CLEVELAND — As an engineer, Bob Paulus has always had a knack for technology.

What You Need To Know

  • Senior citizens are embracing technology and using telemedicine for doctor's appointments

  • 102-year-old Bob Paulus recently had his first telemedicine appointment and enjoyed it
  • Paulus encourages other seniors to give it a try

His daughter, Gretchen Santo, said Paulus has always kept up with the latest inventions.

"When the first computers came out he wanted to learn how to use a PC. So it was about the time he was retiring from BP where he worked and so he would go to college classes and learn how to run the computer so he's been doing computers for at least 30 years at this point," Gretchen Santo said.

Now at 102-years-old, Paulus is experiencing another advancement in technology in the form of virtual doctor's appointments.

"This is truly amazing. Frankly, I was astonished that it was picked up and started. It's an amazing capability in my thinking of the part of the professional like Dr. Gelles. It's just amazing that they can push their skills to that level and make an interpretation over air," Paulus said.

Paulus recently had his very first telemedicine appointment and said he enjoyed it.

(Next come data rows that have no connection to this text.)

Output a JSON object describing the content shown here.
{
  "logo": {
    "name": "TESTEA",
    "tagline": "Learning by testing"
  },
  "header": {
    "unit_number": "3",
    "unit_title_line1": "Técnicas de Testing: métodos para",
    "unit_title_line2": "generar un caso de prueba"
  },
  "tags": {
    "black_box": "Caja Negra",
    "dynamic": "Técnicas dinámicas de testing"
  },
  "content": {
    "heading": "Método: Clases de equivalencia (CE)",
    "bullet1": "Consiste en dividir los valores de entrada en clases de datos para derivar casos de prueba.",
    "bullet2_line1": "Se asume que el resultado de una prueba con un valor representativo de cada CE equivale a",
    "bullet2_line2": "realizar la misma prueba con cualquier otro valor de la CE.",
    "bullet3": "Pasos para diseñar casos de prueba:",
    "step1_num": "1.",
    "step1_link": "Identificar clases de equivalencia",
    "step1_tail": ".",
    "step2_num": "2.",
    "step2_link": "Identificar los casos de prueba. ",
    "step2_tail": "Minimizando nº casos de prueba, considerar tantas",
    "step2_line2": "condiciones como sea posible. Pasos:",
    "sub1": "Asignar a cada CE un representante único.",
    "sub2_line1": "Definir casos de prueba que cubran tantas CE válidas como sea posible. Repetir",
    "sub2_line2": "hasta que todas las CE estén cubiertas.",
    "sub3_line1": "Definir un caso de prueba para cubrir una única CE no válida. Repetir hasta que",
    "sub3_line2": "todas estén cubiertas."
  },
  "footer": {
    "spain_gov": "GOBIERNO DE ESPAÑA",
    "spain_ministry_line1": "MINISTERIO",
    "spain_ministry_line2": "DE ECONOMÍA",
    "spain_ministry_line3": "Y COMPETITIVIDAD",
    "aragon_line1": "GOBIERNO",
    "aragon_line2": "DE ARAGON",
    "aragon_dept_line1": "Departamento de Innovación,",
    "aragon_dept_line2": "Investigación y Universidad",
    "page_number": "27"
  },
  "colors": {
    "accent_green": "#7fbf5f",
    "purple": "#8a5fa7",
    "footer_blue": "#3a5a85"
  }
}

"I had reservations that not being on a one-to-one basis would prevent any accomplishments being made but now I can see that it may not be 100% but it's certainly a well worthwhile effort to maintain the health of the seniors.

Dr. Ellen Gelles, an Internist at MetroHealth Medical Center, said Paulus is one of her patients.

Since the start of the pandemic, she said more older patients are giving telemedicine appointments a try.

"People really do like -- they realize now how much they really can get out of a video visit. In particular, since the weather has not been so good, particularly with some of the older patients. I mean both because of COVID and because you know they don't have to fall or travel or get their children to drive them. Things like that," Gelles said.

One obstacle Gelles sees with older patients is a hesitation with using technology.

But she said they're overcoming that as well.

"I think the response of people once they've done it they're really ... Their face lights up. I mean I've had older patients (who)  are just really excited. I think both because they're just sort of amazed you can do this and because they do like connecting. Some of them, especially older patients, have been the most isolated and are most likely to have really not left the house much during this, especially some of the really older patients, so they really like having the contact.

Paulus encourages seniors who are nervous about using technology to give telemedicine a try.

"Take advantage of this service and just for the reasons that my daughter has indicated you're not getting exposed to other dangers," said Paulus.

Paulus also said any seniors who need help with joining their telemedicine appointment should ask their kids, grandkids, or even great-grandkids for help.